━━ Dataset records

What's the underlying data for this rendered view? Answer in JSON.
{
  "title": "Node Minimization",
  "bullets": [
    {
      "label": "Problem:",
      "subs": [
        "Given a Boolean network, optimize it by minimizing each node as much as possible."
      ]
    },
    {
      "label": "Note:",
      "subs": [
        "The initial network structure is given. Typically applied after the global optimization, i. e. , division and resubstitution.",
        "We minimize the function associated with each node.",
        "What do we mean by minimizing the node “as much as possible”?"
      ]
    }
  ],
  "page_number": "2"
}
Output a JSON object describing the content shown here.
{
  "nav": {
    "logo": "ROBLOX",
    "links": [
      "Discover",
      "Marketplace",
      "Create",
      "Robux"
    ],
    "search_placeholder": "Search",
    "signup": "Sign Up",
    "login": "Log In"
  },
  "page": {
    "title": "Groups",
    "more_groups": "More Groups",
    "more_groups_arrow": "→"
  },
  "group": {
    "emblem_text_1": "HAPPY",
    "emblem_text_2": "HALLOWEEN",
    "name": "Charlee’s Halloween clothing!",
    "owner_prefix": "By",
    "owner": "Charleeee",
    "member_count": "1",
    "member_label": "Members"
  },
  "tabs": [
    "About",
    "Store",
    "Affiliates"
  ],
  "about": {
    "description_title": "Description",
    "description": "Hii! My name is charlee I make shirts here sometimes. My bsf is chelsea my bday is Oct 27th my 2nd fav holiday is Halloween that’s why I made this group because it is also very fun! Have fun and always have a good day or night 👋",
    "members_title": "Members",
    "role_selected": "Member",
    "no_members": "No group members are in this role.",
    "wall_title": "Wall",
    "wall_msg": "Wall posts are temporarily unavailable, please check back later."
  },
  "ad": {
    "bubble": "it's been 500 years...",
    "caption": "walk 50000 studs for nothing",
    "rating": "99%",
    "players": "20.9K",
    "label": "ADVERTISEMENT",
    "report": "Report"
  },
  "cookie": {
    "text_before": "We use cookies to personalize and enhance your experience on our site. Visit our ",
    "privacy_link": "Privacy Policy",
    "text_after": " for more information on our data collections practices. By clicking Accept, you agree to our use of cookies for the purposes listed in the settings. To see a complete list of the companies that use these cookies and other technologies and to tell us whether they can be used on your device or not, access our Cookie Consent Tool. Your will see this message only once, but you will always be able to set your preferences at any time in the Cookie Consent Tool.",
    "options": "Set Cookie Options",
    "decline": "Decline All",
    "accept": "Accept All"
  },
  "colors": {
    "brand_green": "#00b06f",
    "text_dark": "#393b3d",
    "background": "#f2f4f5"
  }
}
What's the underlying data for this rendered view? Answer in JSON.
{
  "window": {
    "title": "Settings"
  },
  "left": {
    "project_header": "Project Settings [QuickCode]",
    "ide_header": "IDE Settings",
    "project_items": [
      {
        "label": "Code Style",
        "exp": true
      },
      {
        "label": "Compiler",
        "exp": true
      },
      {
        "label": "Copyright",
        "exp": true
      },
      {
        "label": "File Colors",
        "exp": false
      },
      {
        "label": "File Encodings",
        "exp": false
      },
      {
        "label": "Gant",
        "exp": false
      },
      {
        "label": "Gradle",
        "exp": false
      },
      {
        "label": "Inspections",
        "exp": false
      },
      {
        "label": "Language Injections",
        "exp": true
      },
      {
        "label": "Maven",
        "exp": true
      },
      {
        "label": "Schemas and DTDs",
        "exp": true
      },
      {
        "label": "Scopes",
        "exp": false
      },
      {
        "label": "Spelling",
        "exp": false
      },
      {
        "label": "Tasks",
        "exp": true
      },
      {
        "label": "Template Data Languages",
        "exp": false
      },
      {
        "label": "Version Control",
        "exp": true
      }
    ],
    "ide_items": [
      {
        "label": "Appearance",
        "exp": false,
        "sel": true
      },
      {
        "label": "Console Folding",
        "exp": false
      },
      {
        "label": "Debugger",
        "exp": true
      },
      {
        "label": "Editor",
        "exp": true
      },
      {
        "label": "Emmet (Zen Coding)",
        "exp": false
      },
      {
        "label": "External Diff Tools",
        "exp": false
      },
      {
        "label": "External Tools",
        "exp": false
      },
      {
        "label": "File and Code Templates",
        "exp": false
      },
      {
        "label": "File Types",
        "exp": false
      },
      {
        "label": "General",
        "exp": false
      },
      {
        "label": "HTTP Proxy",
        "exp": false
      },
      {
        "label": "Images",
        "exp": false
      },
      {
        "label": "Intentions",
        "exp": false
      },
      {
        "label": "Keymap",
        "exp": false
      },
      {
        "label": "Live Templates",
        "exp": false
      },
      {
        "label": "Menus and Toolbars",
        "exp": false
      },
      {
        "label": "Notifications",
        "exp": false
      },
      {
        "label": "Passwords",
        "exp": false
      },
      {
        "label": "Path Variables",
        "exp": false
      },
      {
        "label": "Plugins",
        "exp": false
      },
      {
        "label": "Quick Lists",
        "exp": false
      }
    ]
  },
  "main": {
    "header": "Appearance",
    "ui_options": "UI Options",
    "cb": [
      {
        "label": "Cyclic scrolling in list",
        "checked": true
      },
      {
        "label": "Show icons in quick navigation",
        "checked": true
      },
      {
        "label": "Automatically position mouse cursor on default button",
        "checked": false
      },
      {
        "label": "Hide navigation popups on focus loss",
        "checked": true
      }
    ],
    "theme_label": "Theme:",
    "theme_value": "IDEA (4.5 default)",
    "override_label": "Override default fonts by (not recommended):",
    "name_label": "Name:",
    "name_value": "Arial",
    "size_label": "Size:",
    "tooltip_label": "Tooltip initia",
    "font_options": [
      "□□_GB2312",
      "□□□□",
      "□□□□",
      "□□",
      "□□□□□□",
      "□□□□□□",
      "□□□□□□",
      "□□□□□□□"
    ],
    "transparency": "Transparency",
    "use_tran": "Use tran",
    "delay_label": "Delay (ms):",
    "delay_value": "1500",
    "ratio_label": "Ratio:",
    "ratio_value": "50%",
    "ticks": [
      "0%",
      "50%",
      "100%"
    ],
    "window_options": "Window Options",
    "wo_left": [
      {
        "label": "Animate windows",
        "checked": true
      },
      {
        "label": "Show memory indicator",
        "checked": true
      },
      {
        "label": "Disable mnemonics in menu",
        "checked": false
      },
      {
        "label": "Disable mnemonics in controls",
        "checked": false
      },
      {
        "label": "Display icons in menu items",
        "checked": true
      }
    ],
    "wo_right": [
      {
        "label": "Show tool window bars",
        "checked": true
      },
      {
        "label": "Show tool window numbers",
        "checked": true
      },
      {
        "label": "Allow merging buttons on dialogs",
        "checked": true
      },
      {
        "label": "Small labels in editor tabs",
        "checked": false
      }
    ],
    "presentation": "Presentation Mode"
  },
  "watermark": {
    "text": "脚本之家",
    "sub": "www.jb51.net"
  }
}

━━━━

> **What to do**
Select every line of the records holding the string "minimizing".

> **Exercise result**
        "Given a Boolean network, optimize it by minimizing each node as much as possible."
        "What do we mean by minimizing the node “as much as possible”?"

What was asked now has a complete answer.